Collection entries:
● ● ● ●

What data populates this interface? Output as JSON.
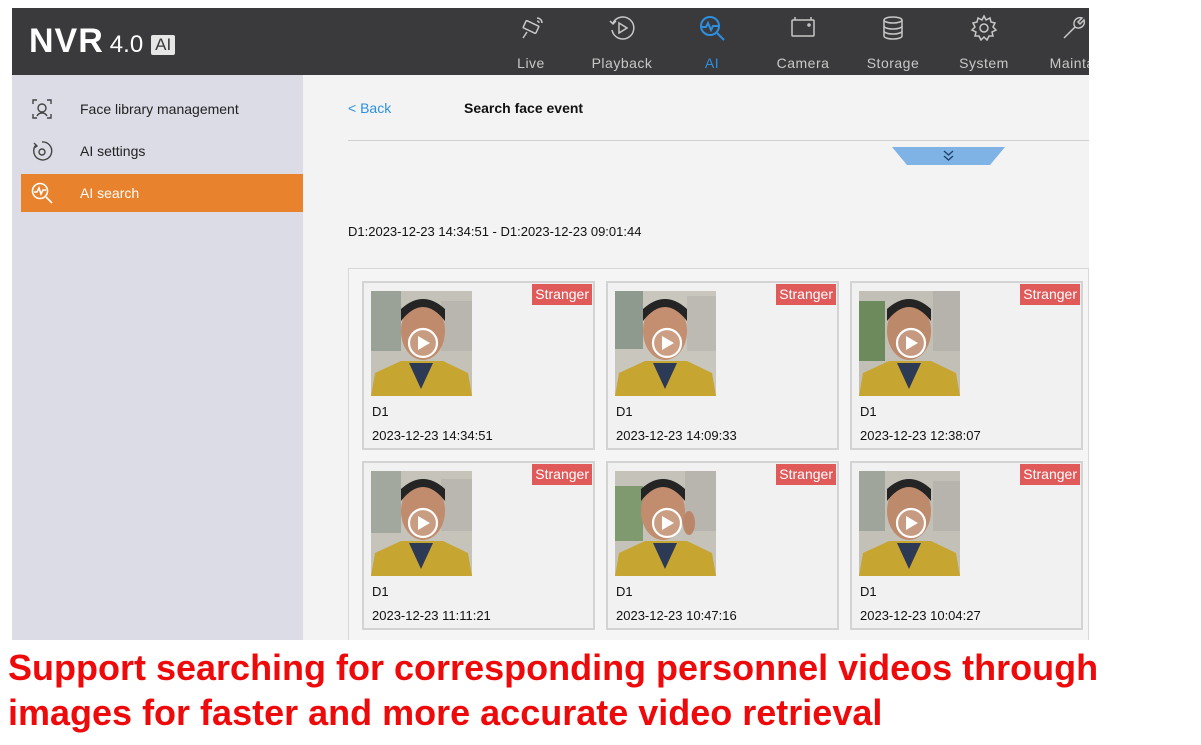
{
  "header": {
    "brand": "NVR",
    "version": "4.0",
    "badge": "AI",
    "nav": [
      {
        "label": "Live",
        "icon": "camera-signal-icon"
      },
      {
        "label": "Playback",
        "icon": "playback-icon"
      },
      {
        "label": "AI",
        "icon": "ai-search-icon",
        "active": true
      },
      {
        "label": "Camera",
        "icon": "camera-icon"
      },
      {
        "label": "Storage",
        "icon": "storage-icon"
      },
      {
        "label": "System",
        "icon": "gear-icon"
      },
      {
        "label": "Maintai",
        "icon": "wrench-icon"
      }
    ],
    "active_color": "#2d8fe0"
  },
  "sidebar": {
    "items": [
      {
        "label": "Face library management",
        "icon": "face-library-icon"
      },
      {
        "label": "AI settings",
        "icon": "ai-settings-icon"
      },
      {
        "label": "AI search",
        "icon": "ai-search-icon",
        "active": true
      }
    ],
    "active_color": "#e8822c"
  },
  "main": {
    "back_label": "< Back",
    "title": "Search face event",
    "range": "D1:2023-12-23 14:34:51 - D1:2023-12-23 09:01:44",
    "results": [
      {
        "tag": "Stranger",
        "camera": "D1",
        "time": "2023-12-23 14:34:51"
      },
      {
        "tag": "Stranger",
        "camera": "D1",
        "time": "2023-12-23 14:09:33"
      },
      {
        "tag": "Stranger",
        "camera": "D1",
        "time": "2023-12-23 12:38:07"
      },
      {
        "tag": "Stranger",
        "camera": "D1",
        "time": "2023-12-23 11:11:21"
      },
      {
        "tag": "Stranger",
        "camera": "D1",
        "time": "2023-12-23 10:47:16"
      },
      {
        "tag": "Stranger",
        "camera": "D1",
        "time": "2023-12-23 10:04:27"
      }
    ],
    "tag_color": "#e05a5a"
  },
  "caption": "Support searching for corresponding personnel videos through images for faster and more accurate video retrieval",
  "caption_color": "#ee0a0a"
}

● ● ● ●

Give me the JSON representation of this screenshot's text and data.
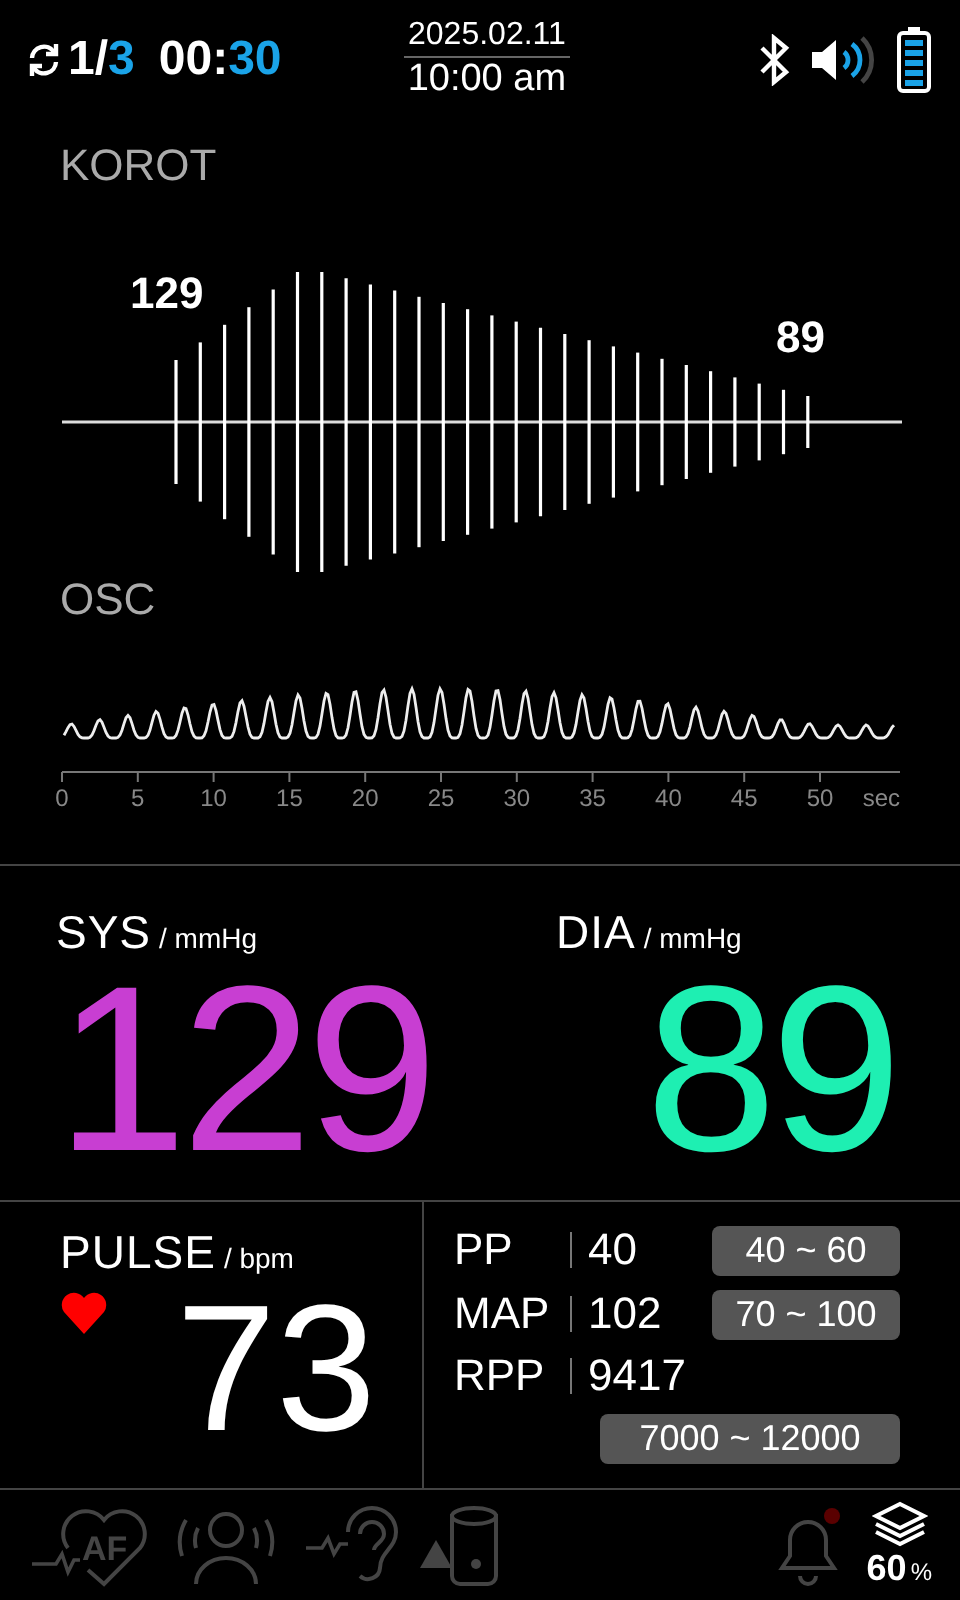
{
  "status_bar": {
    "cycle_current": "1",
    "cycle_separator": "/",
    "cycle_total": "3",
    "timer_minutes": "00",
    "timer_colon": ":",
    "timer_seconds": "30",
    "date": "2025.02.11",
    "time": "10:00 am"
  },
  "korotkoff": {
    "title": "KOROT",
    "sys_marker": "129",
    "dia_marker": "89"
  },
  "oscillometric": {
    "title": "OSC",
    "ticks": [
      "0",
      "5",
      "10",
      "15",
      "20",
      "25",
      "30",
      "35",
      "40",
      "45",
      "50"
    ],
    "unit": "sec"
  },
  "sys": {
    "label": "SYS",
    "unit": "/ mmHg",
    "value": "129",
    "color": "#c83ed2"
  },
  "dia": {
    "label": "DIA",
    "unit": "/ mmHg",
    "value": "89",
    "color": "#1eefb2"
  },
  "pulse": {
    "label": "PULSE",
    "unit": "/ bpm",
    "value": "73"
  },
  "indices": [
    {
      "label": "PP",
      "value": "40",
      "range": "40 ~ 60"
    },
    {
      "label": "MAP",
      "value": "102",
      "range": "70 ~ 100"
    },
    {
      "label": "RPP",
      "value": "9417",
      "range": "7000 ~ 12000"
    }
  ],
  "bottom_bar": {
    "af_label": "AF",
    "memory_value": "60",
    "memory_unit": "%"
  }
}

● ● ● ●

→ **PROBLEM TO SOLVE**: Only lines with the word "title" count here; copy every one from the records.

→ **TASK RESPONSE**:
    "title": "Search face event",
    "title": "KOROT",
    "title": "OSC",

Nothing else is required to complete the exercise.